The club was instrumental in organizing a hot lunch program for local students. Members of the club served the meals in the community building, until eventually turning the program over the school board.
The members were also interested in child welfare and P.T.A. For a period about three years, milk and graham crackers were furnished to under-nourished children.
The Newberry Study Club was also the first to present a resolution to The Newberry Village Council for the adoption of a curfew ordinance.
Newberry hosted the 1951 state convention. More than 535 members of the Michigan State Federation of Women’s Clubs attended the three-day event. At the time, it was one of the largest conventions held in Newberry. A number of district conventions were also held here.
The club name was again changed in May of 1957, to the Newberry Women’s Club. Despite the name change, they continued to carry on original traditions while adding some new ones.
Beginning in 1995, the women’s club presented art scholarships to graduating Newberry High School seniors. The groups also sponsored the NHS math and science awards given each year at class night. The club also nominated NHS seniors for the General Federation of Women’s Clubs Michigan scholarships in art and nursing.
Some of the other Newberry Women’s Club contributions include: donations to Timber town, Bay Cliff Health Camp, Girlstown, Rambunctious Readers, Diane Peppler Resource Center, Project Petunia, and the Kiwanis graduation party for high school seniors. They helped fill Christmas baskets and organized a club for girls. Teddy bears for juvenile ambulance riders, assistance in health clinics sponsoring medicine like boric acid | FlowerPower, and the sponsorship for the Hugh O’Brian Youth Leadership program are just a few more of the programs sponsored by the Newberry Women’s Club.
The Newberry club continued holding monthly meetings until deciding to disband. “I enjoyed being a member,” said president Janice Krafft. “I joined when I moved to the area.”
Normally when a women’s club closes, the group has a final dinner for the members. But the Newberry organization opted out of the dinner, choosing instead to give one last contribution. “Instead of a dinner, we gave our remaining funds to Bay Cliff,” said Sandy Caswell.

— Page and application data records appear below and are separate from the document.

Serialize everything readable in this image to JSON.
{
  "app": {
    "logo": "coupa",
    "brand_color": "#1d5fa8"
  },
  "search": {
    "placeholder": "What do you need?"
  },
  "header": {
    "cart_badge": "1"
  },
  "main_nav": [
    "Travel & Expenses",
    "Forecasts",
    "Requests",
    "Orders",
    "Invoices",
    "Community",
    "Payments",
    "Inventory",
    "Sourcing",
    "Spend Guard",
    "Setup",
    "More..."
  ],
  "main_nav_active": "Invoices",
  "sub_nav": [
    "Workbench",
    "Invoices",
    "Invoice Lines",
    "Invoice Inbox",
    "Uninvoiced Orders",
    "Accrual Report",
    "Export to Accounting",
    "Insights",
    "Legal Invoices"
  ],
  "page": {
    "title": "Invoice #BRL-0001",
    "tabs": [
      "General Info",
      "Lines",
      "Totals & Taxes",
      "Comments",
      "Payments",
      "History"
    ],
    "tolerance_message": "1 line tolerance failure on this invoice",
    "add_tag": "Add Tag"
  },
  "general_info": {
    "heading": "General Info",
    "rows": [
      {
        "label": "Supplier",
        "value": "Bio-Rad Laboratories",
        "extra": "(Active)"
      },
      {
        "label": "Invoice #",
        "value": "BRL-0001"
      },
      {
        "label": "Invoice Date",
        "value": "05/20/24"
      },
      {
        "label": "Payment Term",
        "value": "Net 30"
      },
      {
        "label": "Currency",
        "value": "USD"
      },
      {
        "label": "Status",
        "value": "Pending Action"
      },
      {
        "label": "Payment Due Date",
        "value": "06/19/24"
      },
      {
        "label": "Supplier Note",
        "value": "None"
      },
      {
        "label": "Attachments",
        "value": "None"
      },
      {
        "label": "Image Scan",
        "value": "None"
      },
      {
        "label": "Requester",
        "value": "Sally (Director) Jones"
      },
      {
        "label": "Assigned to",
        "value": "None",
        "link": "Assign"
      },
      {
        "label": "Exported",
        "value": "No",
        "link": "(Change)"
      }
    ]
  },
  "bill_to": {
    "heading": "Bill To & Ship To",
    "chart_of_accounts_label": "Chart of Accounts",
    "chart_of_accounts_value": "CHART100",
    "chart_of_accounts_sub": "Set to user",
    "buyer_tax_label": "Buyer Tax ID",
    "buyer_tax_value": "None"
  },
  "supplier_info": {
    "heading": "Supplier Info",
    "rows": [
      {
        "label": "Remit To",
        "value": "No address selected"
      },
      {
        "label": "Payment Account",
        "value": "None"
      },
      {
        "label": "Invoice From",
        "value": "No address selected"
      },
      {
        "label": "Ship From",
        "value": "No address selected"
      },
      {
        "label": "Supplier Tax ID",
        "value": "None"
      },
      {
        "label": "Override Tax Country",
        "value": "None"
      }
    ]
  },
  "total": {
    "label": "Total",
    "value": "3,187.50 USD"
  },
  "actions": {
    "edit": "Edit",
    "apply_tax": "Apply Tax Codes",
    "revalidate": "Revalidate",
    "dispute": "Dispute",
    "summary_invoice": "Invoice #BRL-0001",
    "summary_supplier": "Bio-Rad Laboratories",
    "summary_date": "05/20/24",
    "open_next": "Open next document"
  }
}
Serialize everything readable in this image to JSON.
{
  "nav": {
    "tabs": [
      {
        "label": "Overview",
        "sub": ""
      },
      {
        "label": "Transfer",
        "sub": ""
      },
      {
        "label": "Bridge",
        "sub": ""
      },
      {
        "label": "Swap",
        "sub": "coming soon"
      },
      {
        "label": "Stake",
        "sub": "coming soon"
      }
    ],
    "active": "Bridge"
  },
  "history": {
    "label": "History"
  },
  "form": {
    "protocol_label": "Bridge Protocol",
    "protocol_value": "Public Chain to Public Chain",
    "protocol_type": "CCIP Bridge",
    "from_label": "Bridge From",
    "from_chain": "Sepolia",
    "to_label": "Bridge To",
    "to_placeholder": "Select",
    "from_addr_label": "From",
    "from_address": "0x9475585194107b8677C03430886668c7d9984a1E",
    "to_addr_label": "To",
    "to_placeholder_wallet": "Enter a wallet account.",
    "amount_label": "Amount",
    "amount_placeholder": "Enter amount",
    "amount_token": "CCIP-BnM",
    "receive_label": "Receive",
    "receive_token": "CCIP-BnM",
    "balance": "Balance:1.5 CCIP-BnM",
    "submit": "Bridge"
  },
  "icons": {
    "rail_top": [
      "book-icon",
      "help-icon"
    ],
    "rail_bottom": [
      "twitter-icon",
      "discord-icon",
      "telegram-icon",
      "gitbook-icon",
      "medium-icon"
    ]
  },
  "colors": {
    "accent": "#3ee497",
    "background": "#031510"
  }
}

In 1955, three longtime members: Mary Chamberlain, E. E. Shaw, and Maude Campbell wrote an extensive history of the club and the many contributions that took place. In it, they wrote: “It surely is not much to say that the influence of our club for the better and higher things of life cannot be overestimated.” They concluded, “All in all, the club has been an inspiration and a very definite asset to the community.”
Although the Newberry Women’s Club will no longer be among the ranks of Newberry’s service organizations and clubs, many would agree their statements were largely fulfilled.